But it’s not only the winners Beutler’s interested in. Every year she was adamant to do one thing: learn every participant’s name. For Beutler, the people who didn’t win matter just as much, if not even more, than the winner. “I always think that’s really important to remember not only the people who won, but who ran [as well], because [the Rose Court] is about everyone” she said. This is a huge feat, considering most people often only focus on the winner: Not due to harsh intentions, but because it it is the star that most often catches their eye.

Although Beutler had the chance to run her junior year, she says senior year was the better time. “I didn’t really know what to do with my time left here at Wilson, and I thought to myself, “What more is there?” And when Rose Court came along, I knew that was something to strive for and look forward to.” But she credits the Rose Court for more than just an opportunity to excel. “It kind of gave me my spark back [after the initial senior slump] and helped me feel like myself again.” Not only had the court revamped her motivation, but it had transferred to other parts of her life as well, helping her succeed in multiple ways. There was a new found drive in Beutler, one that was very apparent in her tennis matches and volunteering efforts. And to her, that was the sweetest part of the deal.

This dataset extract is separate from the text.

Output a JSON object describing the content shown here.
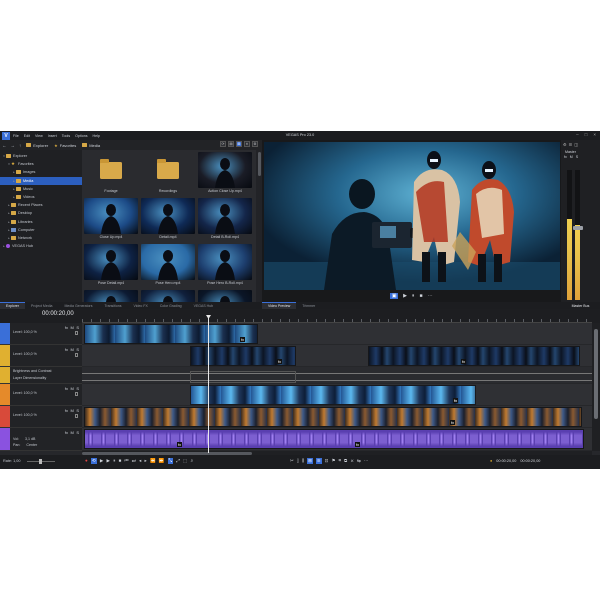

Another factor that contributed to her happiness in becoming a princess was the diversity of the Court. This year’s princesses were one of the most unique, showcasing Oregon’s diverse population properly for the first time. As an Asian American and Person of Color, this was something that was very important to her. “We chose to run because we didn’t see role models or any representation of ourselves. We had to be trailblazers”, she said. Not only would these young women be those role models for themselves, but for all the little girls who came after them. They all push each other to be successful, supportive and loving of one another,proving Beutler’s statement that “Victory wasn’t because of our race or color, [but] because of our hard work, determination, and courage.”

But her point speaks for itself. Beutler’s drive is obvious from the moment you meet her. She is involved in many extracurricular activities, most notably Discovery Theatre, a program her friend created for kids in the foster care system. She’s also passionate about photography and theatre in general, often writing and directing as a young professional at the Oregon Children’s Theatre. Also a Peer Counselor and one of the senior captains for Women’s Varsity Tennis, Beutler had her hands full juggling these activities and a rigorous academic schedule.

Yet every princess on the court this year holds a similar resume: a demanding schedule, multiple extracurriculars, and sports. But that is not all. Beutler and all the princesses this year have a shine from within, each eager to leave her mark on the world and leave it a better place. And that is what makes them all extremely special.

Words and photo by Ihsaan Mohamed